Assignment: Scan the listing below. Copy each line that contains "Click".

▬▬▬▬▬▬

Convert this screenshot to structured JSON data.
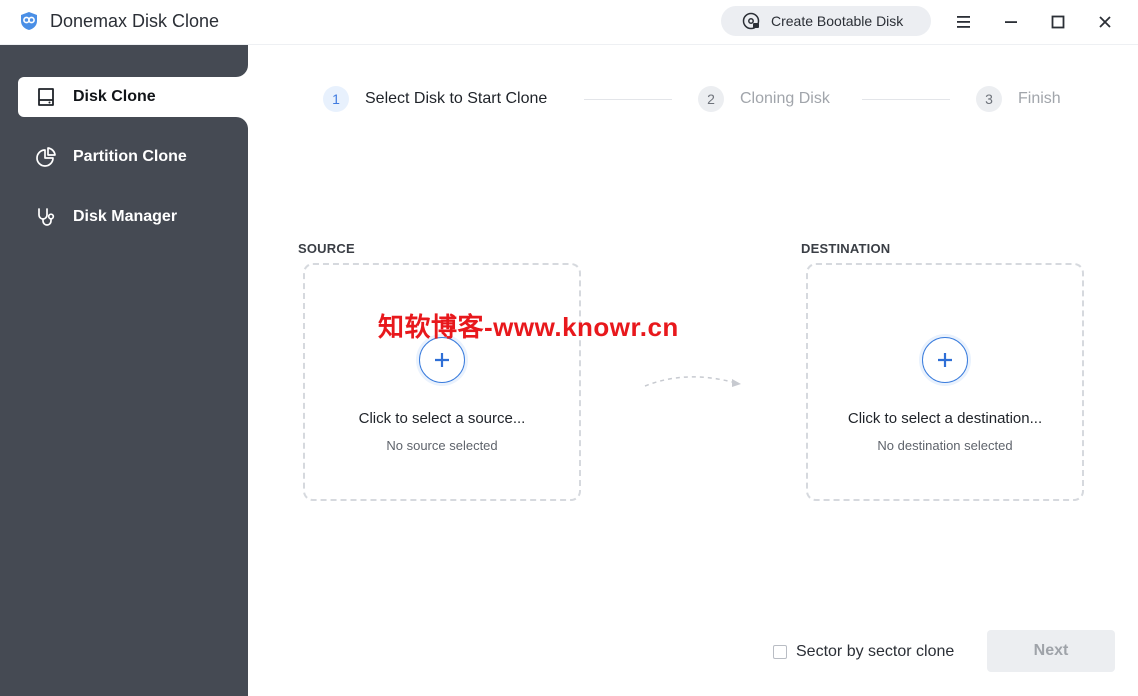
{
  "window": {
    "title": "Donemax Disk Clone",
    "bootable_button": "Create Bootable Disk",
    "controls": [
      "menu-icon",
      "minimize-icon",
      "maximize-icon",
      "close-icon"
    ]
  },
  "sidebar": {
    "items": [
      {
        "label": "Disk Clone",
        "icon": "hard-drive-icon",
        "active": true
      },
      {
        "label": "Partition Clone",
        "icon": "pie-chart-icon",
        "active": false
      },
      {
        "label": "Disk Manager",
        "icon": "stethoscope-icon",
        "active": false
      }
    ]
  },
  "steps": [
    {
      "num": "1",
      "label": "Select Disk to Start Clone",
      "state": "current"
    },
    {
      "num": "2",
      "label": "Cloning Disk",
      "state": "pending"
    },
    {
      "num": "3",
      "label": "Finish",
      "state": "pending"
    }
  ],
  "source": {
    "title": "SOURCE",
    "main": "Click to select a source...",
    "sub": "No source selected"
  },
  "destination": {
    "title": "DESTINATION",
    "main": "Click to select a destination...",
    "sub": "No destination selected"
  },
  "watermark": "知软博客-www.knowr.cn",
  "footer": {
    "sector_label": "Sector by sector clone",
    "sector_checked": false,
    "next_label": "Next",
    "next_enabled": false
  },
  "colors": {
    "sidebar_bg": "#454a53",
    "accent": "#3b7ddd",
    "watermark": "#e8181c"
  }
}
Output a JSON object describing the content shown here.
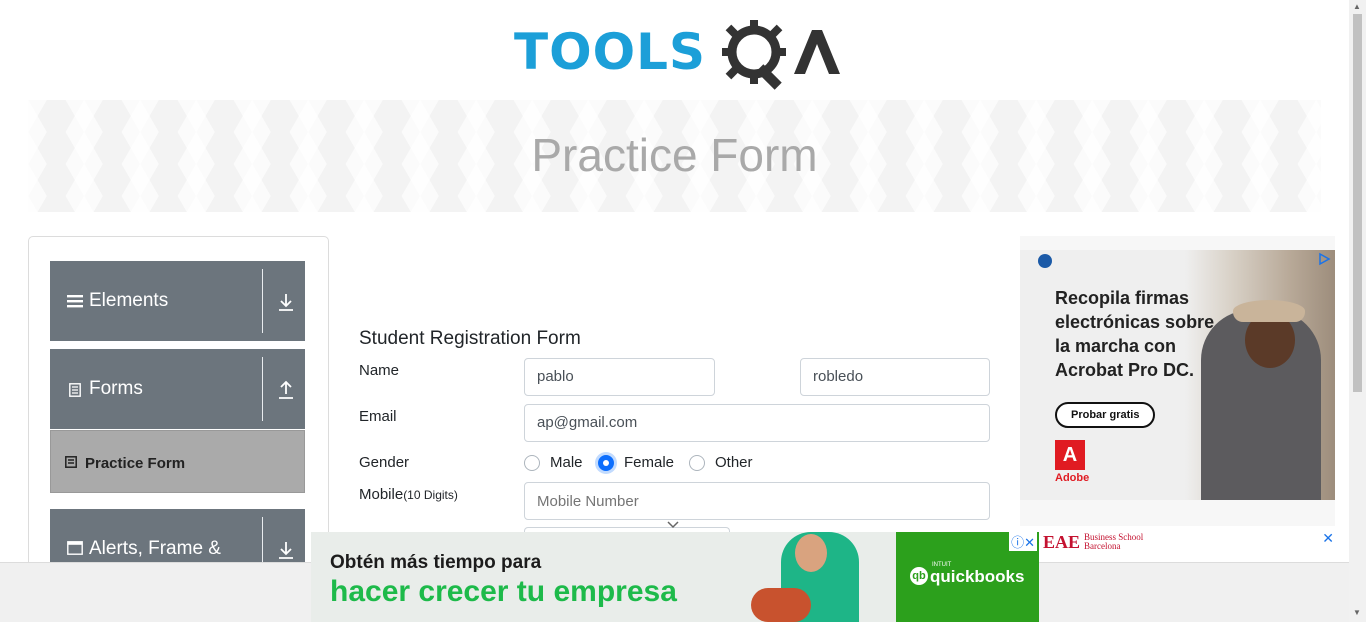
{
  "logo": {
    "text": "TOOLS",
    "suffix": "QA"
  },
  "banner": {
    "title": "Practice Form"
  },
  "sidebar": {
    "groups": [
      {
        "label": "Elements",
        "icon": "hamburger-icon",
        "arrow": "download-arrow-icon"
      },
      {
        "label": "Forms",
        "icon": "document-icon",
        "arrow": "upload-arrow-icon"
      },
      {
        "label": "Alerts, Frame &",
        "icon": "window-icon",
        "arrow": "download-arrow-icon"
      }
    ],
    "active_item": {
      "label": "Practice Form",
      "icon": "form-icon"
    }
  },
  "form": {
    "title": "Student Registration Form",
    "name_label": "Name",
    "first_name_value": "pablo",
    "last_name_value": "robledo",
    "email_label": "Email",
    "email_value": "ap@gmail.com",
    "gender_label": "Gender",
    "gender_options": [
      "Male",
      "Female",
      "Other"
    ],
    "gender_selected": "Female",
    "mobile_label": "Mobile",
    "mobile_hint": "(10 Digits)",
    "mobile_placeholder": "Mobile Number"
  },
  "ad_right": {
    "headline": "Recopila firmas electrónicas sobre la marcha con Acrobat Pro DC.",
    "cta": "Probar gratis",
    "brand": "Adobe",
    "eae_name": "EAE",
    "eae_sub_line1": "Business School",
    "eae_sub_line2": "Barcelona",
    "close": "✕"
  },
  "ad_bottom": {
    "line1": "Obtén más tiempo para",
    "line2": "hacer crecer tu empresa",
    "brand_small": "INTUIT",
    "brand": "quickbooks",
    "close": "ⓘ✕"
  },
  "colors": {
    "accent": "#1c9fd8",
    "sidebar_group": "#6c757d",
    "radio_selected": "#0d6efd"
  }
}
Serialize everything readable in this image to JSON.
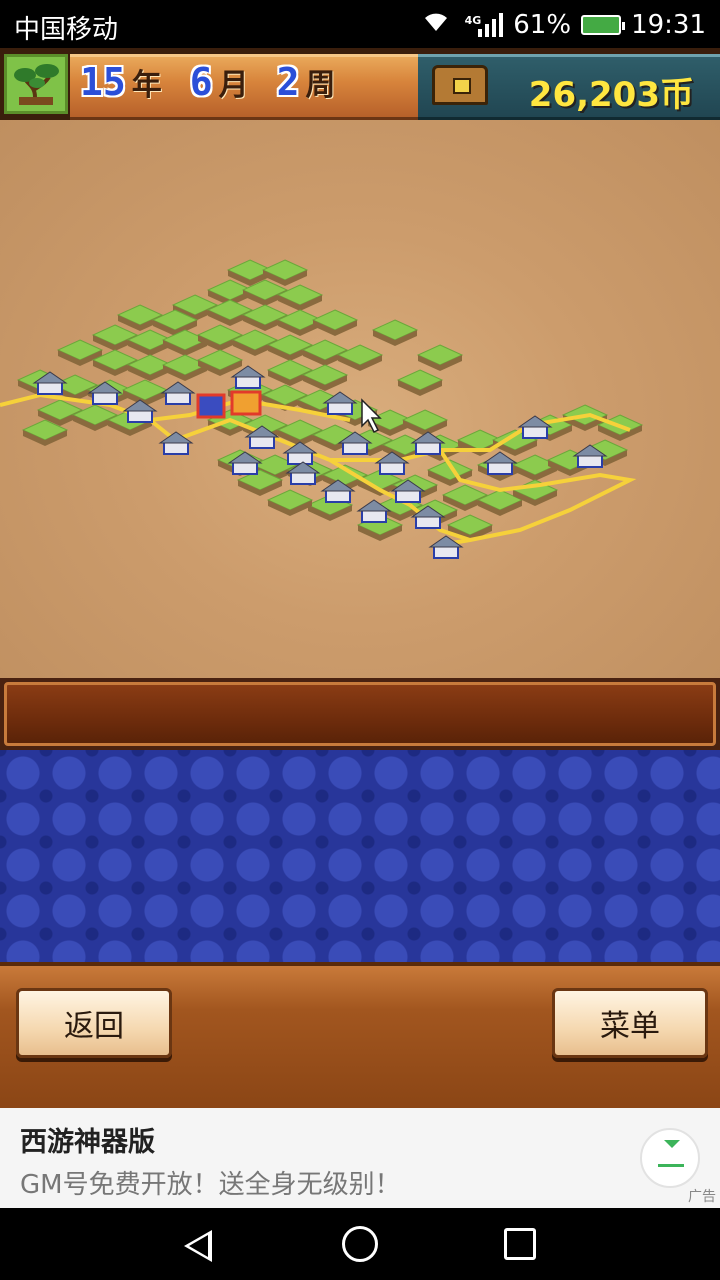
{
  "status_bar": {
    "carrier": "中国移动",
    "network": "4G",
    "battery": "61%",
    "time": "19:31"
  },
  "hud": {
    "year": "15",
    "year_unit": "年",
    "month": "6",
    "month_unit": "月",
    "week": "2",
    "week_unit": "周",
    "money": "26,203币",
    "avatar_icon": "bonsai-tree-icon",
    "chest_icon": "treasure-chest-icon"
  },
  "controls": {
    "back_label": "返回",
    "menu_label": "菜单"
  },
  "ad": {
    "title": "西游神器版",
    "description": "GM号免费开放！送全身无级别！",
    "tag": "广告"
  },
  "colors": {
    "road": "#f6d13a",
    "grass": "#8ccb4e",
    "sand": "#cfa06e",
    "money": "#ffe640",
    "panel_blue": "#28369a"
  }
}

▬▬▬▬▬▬

Response:
    "main": "Click to select a source...",
    "main": "Click to select a destination...",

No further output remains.